Doesn’t every little girl want a Paralympic wheelchair racing Barbie doll? Ours did when she was four, and it remains one of her favorite toys because “wheelchair racing Barbie is fast, has fun hair and good clothes.” Last year this time, our family was all about the Olympics and Paralympics, discussing how they are alike and how they are different. We also have friends competing in the Special Olympics so we add all that into our Venn diagram of competitive sports, resulting in a lot of questions. Our family, young children included, competes in one triathlon a year, and ours wonder why their dad is sometimes the only one racing in a wheelchair or a hand cycle– and Geoff explains how at the Paralympics everyone has some kind of physical disability. Her reply is, “That is so cool.”
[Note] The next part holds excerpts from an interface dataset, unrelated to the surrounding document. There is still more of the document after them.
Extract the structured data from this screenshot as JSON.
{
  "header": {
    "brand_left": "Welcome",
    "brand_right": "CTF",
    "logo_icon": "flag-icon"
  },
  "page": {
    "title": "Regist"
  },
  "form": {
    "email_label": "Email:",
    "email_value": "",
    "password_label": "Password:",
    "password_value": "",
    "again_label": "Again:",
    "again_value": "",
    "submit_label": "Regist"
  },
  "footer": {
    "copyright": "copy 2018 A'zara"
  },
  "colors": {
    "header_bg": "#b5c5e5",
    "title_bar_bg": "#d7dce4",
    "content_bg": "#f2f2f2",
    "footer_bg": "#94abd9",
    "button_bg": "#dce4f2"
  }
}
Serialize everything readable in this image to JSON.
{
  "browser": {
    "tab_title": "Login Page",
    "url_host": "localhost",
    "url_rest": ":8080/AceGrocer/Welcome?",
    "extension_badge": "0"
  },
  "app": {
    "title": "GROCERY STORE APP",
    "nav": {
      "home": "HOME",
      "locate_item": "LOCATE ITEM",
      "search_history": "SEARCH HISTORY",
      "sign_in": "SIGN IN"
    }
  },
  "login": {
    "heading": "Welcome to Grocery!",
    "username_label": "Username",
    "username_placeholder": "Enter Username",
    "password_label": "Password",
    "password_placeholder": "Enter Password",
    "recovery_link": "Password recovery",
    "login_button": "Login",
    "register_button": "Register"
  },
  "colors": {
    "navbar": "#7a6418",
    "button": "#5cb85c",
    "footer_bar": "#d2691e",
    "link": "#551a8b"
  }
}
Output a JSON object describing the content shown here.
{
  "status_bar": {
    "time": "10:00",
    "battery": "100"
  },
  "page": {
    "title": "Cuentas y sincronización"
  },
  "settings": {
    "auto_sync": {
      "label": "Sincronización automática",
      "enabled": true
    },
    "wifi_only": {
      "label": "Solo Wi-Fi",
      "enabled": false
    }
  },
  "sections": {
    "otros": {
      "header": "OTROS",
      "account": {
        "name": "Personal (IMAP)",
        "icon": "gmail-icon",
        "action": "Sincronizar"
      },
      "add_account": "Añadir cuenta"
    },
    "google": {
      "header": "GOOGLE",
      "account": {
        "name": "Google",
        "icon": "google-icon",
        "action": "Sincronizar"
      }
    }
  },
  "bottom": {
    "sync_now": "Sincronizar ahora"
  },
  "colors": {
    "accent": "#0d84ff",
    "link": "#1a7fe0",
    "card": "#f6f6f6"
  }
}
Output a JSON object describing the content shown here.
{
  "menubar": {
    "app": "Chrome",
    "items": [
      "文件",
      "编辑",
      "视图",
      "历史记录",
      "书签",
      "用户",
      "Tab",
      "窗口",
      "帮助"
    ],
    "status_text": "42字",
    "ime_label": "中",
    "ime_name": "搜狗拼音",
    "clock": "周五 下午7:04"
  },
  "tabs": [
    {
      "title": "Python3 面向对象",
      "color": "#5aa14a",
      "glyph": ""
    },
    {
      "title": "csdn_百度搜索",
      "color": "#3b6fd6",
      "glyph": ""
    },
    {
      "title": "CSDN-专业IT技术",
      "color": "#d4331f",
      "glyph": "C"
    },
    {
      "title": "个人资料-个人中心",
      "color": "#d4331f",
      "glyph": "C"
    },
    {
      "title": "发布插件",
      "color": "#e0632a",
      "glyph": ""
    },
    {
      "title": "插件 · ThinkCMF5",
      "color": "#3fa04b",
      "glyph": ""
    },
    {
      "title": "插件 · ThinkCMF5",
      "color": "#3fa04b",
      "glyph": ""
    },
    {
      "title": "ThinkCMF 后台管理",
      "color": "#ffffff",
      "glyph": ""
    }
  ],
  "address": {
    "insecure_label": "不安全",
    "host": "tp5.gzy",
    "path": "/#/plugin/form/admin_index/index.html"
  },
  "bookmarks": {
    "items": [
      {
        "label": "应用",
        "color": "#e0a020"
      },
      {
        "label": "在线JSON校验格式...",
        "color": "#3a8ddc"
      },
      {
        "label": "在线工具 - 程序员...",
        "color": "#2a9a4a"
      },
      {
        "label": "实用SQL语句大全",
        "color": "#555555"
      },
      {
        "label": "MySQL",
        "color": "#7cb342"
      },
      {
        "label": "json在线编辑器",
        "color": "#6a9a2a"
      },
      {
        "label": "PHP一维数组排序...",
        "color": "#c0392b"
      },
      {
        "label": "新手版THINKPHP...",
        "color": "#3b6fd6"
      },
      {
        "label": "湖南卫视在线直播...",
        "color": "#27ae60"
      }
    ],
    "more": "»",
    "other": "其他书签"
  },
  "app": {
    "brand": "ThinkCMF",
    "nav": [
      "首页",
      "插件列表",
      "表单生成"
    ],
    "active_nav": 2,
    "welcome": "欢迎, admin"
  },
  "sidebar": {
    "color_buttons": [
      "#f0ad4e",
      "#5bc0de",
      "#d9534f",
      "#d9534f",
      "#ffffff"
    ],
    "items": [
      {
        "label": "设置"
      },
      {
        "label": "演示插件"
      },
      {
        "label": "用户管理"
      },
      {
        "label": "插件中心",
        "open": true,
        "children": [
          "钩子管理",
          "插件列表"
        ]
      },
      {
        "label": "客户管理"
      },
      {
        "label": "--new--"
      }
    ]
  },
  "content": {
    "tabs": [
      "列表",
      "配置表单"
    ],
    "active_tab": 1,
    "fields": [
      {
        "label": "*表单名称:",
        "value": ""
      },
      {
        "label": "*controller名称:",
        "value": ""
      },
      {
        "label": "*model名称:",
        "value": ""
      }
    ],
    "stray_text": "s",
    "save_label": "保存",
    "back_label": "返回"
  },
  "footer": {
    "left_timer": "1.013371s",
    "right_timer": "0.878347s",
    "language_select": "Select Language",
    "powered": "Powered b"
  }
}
So, while it is cool that hundreds of Paralympic athletes compete with one another every four years, the fact that they were either born with or at some point challenged with a profound physical disability through a traumatic accident or injury is not exactly cool. Yet, Greta’s observation, I think, is the cool factor comes from these athletes still being able to compete in different sports.
Geoff has a long, visible scar on his back from the operation following his spinal cord injury, but many times he injures himself and has to explain to the kids he doesn’t feel pain the same way we can. He once broke his toe maneuvering into his racing wheelchair. Of course, he did not know or feel that he had broken his toe due to his level of injury (he is T7-8), but as we chased our children, fished, and prepped dinner, I noticed his foot kept spasming. He gave us all a lesson in autonomic dysreflexia, which is the way the body can still communicate to its owner that something is hurting or bothering the nerves in the injured or affected area. The neighborhood kids crowded around his wheelchair as he touched each of this toes; when he got to the injured one, his whole leg spasmed making them all jump. Trying to understand the complexity of the body’s healing and protective qualities is a wild thought; how cool it is that one’s body finds other ways to communicate when he or she is not happy if the actual pain receptors don’t make it to the brain.
Little kids like to touch Geoff’s legs to see if he can feel them. He cannot. Yet, he lets them pinch his toes, check his knee reflex, pull his leg hairs– within reason. I remember first dating Geoff and being on his best friend’s boat on Lake Winnipesaukee. His little boys were 7, 8, and 9 and the middle one was forever playing that game, “Can you feel this?” and touches a part of Geoff’s leg.
“Nope,” Geoff would smile.
“But can you feel this over here?” he’d repeat knowing the answer is still “No” but Ryan was still curious about the actual line of demarcation and just not able to help himself from asking. He would smile this quirky grin completely awed by Geoff’s consistent “no” response. He loved wheelchairs so much he even asked Santa to bring him one for Christmas. This same young man, now halfway through college, literally picked Geoff’s 6’2” frame up on a boat this summer to carry him off because the dock was tricky for a regular transfer. I should have taken a picture; this full circle photo of being on a boat with Ryan, first as the 8 year old obsessed with wheelchairs and now the giant grown up who can carry his almost uncle off that same boat with barely a struggle. I should have taken a photo of the moment but couldn’t because I was too busy tearing up, lost in the memory.
What does awareness mean? Awareness is making something visible, recognizable, more accessible and less scary. Building awareness is bringing hand cycles and mono skis into elementary classrooms so children can compare how we walking people ride bikes to how sitting people ride bikes. This is why September is Spinal Cord Injury Awareness Month– to help make people AWARE of how much is complicated and complex and cool about our spinal cord, regardless of how much we feel.
Heather Krill is a writer- wife- teacher-mom who lives in the White Mountains of NH with her husband, Geoff, a paraplegic and professional skier, and their two children, Carver and Greta who are 7 and 6. Please check out her novel True North, website www.heatherkrill.com, and @heatherkrill1 on Twitter.